THE PROBLEM.
Copy, from the entries below, each line in which the string "接收单位" appears.

MATERIAL TO PROCESS START

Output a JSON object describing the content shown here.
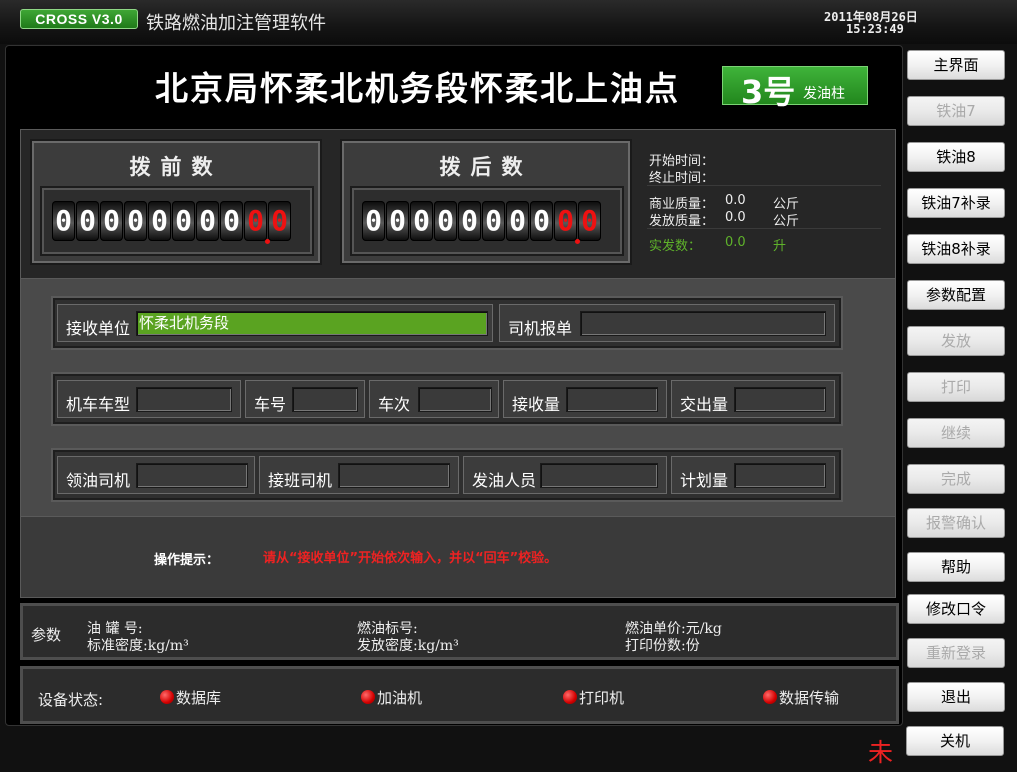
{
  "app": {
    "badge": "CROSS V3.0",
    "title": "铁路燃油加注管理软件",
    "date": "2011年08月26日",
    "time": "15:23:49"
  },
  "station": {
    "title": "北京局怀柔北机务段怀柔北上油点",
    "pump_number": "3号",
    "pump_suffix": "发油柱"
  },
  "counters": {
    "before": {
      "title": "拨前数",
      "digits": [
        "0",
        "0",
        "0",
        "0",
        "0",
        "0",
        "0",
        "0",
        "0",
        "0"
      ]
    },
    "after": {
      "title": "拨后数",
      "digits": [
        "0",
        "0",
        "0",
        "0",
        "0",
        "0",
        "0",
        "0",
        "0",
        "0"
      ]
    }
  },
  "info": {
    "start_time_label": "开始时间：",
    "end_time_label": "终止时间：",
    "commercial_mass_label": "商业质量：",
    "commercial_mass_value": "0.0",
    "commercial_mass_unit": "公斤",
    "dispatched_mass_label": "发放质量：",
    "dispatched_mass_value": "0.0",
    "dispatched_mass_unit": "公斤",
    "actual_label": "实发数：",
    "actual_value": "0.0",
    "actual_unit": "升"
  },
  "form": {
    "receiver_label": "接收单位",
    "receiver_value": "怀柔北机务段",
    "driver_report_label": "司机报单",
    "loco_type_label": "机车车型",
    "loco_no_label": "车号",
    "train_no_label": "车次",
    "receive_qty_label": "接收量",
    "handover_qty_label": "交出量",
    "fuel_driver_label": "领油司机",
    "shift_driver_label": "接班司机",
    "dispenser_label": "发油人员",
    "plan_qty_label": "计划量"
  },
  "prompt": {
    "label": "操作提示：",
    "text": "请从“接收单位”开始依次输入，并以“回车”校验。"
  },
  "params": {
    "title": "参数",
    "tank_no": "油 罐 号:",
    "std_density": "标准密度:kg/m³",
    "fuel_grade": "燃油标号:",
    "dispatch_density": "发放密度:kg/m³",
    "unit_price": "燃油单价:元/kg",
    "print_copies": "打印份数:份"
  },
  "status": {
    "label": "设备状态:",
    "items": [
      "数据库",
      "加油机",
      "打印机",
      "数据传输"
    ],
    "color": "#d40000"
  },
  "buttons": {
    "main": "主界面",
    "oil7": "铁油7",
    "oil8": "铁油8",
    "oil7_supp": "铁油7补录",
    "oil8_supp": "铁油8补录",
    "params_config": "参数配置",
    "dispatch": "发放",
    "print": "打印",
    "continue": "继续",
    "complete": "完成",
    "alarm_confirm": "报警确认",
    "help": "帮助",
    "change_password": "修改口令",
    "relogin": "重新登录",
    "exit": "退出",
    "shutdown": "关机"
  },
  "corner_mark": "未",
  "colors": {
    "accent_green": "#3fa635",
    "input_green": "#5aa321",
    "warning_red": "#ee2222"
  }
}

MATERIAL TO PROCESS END
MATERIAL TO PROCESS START

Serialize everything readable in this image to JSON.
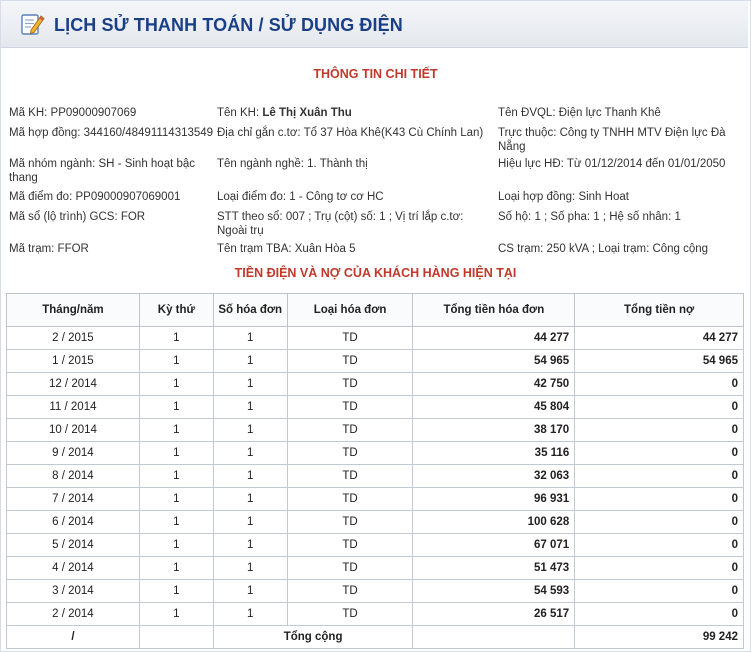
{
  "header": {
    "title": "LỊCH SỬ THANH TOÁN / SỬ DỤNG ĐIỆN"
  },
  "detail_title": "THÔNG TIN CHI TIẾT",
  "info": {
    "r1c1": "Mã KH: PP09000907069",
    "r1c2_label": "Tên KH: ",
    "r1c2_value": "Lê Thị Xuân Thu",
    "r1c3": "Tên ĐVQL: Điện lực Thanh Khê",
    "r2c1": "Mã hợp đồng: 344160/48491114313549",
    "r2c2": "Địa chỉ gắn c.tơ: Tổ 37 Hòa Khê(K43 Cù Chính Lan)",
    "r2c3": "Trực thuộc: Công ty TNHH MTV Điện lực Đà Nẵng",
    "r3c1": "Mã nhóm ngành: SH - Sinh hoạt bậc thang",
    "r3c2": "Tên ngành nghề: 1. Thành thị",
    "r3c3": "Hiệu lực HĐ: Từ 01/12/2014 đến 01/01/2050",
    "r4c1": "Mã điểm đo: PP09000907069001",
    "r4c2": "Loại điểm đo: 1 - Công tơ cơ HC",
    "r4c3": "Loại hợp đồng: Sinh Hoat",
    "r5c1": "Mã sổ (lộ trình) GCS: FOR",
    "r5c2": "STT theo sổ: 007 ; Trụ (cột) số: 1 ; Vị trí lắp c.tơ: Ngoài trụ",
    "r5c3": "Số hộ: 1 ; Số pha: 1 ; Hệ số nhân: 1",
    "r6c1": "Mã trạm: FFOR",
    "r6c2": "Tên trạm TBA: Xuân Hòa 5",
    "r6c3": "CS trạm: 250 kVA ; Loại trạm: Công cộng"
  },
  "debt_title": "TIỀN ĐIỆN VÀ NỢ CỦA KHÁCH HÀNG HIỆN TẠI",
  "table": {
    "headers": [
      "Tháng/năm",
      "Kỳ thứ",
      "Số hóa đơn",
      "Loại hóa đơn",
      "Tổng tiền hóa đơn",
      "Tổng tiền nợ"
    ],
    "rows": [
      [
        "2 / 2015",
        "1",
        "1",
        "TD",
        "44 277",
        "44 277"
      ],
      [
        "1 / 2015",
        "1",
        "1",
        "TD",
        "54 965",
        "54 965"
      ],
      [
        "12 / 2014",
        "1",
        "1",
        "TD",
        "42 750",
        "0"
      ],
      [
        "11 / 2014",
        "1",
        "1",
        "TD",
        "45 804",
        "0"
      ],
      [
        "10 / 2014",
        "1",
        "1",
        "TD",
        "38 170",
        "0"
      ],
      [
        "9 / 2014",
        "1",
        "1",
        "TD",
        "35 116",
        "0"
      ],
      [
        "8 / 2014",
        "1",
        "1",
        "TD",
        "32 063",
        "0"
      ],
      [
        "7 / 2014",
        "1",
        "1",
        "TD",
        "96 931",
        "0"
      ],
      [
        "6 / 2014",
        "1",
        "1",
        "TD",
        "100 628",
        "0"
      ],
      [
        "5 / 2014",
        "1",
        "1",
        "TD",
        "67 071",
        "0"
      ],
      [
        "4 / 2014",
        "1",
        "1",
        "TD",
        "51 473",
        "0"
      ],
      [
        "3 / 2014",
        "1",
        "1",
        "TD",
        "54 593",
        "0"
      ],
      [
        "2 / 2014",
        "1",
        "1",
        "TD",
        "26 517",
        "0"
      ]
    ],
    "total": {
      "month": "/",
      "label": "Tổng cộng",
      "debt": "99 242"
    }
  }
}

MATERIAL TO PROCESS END

RESULT OF THIS EXERCISE.
    "receiver_label": "接收单位",
    "text": "请从“接收单位”开始依次输入，并以“回车”校验。"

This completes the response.